Reviewed By Ryan Jansen
Inspired by Otto Freundlich’s painting “My Red Heaven,” the novel My Red Heaven is a work of Literary Fiction set in Berlin, Germany across a single day in 1927. This novel takes you on a wild exploration of an Interwar Germany with teeming famous artists and historical figures such as Rosa Luxemburg, Ludwig Mies van der Rohe, Kathe Kollwitz, Werner Heisenberg, Vladimir Nabokov, Robert Musil and Otto Dix to name just a few of the many people who make appearances. But one of the most eye-catching features of the novel is how it includes not only stories that attach these people to their importance in history, but how it also uses creative storytelling with these figures, placing them alongside fictional characters in a way that captures the tension of how the world was in 1927 Germany.
What really drives the story along, and lends the novel its structure, is the way Olsen links the artists and historical figures. Seeing Kathe Kollwitz reflect on her life, or Billie Wilder talk about the beauty and history of art is something that caters nicely to anyone who enjoy history, or if you are like me, and are learning about most of these people for the first time will fall into their importance in this era and how they all will all tie together in this story, which is something you will be guessing throughout the novel.

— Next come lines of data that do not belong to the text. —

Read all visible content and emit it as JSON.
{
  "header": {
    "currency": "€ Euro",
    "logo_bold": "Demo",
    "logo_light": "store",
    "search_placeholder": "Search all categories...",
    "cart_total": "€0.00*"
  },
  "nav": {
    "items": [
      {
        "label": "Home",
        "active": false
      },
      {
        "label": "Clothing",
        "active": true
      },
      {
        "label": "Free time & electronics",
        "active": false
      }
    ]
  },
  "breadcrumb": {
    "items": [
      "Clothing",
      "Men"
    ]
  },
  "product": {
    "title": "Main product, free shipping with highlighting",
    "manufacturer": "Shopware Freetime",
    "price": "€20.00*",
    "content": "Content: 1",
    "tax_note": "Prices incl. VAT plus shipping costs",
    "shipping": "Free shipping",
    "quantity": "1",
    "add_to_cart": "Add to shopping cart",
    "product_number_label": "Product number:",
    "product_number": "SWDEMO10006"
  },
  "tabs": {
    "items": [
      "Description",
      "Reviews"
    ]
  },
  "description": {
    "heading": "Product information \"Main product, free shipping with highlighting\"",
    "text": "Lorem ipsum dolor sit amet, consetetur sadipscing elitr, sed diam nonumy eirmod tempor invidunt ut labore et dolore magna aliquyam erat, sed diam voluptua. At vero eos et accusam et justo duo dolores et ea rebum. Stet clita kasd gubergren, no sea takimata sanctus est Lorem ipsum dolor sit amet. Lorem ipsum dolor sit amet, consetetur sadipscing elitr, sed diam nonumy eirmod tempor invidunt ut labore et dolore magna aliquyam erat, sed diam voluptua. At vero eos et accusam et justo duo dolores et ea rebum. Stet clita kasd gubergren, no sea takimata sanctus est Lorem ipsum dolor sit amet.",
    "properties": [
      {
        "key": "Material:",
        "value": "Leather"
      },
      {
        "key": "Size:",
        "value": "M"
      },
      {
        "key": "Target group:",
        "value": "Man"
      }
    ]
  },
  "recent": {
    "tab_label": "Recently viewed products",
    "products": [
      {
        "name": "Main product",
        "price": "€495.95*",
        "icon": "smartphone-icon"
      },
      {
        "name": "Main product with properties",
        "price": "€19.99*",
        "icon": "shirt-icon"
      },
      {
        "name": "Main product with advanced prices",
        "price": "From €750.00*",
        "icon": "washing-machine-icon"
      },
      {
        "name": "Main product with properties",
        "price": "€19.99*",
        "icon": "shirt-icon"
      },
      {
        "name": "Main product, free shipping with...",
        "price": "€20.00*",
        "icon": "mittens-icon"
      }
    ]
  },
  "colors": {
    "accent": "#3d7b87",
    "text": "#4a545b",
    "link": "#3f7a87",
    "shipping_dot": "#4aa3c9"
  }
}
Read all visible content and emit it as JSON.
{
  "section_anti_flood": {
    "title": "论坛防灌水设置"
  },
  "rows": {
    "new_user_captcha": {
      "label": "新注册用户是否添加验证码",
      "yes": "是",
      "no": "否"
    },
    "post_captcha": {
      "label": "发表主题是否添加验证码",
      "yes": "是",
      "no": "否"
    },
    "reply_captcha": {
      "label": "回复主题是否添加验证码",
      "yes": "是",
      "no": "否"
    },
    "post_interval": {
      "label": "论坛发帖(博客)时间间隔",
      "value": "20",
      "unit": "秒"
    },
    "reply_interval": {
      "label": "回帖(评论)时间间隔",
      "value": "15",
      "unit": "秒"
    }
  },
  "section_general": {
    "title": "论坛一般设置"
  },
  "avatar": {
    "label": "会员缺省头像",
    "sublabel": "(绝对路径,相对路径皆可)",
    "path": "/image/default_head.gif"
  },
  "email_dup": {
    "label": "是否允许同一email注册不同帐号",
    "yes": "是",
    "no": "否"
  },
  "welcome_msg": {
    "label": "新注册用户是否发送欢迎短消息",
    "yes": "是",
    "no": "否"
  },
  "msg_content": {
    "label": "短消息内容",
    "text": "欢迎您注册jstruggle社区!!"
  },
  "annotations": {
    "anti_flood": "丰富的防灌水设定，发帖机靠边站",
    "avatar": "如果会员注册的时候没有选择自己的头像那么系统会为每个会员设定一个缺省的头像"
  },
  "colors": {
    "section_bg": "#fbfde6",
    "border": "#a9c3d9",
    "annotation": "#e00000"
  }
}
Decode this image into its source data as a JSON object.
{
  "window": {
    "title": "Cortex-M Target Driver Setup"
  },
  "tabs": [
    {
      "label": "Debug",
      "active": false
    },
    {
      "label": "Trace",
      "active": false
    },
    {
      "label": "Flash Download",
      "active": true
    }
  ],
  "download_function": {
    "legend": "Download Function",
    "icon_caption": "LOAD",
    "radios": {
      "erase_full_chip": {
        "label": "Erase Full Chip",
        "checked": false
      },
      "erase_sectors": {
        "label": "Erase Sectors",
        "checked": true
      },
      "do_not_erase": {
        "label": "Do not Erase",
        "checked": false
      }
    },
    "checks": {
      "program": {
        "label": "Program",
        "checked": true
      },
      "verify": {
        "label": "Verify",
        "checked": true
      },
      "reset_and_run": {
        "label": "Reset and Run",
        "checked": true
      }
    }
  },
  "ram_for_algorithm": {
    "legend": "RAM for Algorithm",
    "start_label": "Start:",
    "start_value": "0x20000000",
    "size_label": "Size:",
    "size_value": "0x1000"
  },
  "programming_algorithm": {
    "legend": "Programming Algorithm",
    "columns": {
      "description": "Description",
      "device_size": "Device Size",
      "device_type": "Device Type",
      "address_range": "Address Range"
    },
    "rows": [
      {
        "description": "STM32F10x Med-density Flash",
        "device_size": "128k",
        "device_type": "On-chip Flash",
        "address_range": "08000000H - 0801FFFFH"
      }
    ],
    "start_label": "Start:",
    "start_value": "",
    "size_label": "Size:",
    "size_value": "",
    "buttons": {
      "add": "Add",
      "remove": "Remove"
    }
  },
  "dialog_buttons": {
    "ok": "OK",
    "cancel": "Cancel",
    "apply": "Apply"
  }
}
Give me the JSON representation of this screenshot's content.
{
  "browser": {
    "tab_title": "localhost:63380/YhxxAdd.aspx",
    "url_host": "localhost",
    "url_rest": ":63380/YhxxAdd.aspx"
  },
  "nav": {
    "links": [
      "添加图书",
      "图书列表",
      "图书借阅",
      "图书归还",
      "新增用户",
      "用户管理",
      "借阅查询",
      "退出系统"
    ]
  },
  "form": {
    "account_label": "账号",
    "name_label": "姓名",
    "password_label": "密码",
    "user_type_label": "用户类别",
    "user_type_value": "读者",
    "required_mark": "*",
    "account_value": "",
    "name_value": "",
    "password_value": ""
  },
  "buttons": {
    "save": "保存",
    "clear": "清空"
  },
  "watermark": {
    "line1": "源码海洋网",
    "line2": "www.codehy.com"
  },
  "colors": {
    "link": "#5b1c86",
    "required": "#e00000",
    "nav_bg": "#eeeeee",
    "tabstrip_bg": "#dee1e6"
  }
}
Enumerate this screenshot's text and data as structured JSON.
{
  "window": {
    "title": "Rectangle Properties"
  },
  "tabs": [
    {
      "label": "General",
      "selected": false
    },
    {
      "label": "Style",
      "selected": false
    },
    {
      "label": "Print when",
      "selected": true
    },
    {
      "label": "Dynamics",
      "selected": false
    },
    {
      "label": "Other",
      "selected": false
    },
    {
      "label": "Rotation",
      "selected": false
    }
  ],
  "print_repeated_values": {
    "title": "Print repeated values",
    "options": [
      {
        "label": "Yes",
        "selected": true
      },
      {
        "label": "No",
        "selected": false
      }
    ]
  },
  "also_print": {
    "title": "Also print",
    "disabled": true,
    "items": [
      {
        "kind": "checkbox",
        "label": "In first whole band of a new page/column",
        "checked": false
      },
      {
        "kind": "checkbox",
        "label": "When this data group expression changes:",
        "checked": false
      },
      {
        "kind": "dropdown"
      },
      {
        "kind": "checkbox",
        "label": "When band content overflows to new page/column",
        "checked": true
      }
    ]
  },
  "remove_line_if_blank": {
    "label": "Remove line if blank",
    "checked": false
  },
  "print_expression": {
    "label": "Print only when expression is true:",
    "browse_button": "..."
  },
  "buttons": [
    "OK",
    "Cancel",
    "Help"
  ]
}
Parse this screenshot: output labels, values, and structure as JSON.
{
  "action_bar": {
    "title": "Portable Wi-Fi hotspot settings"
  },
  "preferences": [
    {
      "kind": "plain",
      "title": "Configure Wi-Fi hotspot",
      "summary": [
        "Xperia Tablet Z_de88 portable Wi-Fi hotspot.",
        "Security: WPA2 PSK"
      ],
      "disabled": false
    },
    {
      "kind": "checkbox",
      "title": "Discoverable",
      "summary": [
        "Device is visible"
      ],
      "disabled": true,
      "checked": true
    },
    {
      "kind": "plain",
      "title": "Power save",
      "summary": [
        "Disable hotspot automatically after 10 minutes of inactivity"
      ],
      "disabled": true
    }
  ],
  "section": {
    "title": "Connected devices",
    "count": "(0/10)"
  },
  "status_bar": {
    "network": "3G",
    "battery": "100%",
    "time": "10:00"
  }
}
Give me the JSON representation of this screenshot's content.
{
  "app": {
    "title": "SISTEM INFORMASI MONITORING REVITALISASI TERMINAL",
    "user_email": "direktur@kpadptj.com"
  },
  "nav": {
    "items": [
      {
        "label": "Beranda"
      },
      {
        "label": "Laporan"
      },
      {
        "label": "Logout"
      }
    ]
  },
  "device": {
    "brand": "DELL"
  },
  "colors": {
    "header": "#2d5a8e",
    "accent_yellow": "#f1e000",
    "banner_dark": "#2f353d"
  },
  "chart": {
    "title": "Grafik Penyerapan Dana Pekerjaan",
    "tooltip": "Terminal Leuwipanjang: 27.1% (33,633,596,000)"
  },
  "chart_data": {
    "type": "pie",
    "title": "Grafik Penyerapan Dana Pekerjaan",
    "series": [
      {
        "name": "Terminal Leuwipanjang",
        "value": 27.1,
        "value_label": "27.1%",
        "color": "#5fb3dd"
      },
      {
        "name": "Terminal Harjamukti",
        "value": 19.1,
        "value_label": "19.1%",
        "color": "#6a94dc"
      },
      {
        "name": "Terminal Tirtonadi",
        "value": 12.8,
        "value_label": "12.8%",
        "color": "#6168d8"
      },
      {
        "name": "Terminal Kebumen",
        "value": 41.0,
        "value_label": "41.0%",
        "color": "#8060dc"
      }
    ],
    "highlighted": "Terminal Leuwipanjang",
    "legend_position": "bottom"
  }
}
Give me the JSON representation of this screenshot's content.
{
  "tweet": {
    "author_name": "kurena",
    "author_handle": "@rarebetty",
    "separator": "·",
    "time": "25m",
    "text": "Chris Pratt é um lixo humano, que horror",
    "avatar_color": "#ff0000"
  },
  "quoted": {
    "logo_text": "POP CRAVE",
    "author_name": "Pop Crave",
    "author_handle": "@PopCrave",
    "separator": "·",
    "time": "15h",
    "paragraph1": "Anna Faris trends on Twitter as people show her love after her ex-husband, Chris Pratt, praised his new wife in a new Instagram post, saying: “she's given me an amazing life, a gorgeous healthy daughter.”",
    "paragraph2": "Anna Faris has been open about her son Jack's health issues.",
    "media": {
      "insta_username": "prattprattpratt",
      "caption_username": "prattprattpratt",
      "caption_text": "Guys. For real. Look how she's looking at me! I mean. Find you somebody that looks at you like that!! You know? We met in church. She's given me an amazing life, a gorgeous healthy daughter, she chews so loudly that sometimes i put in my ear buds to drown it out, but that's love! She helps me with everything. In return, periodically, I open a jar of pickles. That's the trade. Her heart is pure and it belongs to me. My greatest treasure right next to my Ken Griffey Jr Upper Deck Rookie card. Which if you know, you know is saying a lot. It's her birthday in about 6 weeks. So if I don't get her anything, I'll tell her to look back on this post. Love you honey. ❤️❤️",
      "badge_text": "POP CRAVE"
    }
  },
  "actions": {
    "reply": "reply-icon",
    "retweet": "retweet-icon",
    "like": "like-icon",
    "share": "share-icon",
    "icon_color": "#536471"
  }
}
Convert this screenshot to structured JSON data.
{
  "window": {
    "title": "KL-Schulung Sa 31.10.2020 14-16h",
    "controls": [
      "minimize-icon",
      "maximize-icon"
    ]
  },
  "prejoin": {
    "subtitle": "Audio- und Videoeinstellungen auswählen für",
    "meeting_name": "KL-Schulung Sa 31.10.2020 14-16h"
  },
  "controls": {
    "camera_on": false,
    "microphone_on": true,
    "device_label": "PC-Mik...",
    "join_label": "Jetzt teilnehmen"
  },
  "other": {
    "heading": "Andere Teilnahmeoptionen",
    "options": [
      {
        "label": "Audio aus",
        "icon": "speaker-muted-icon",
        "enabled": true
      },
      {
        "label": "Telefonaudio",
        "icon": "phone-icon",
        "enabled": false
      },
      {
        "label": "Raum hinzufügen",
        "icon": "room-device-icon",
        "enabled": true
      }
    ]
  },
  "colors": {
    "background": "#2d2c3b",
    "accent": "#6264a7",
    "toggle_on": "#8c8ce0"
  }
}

Although is it very rich with the history and great storytelling of how these characters—real and fictional—intersect, you will have to follow along closely as there are many different stories and people to track throughout the novel. Even though I had to reread a few times it is worth it to be able to follow along with each person’s story and place within this day. Also, for me to fully understand the importance of the story it was worth a second read in some areas, as well as some research on some of the historical people, but it’s only my recommendation if you want to understand what the stories are saying.
However, My Red Heaven is a lot more than just one big history read on the Weimar Republic. Olsen does include some fictional stories that kept me refreshed and interested to see how he was going to intertwine these imagined characters with some of the most important people in history. He also incorporates flash forwards, contextualizing the lives of his fictional characters, which as someone who got lost at times I appreciated a lot. The stories are well plotted, and I sometimes thought they were real people; you can get a good idea of how the world was in that period of time.
Olsen takes an experimental approach throughout the novel, using various styles and conventions such as screenwriting, prose, and poetry, along with period-specific forms like the newsreel propaganda clips that helped grow fascism in Germany during this period. As I said this novel is not something to read if you are looking for a casual read or something to pick up and put down for later. It requires you full attention and might require some additional effort on the part of the reader to understand what is on the pages. Which I think it the best element of this story, though it might turn away some readers. But if something this unique doesn’t grab your attention what will?
Overall the novel tells a very detailed story that captures the tension of 1927 Germany, along with adding its own unique but rich storytelling that will keep you enthralled throughout the book. It is not what I would call an easy read, but through its experimental form and vast roster of characters, My Red Heaven pulls back the curtain on the Weimar Republic, showing how close the entire world came to falling into something evil. In addition, Olsen’s style is something that I have never seen before, and something if you are looking to challenge yourself with trying something new I would highly recommend due to its creative storytelling and descriptions.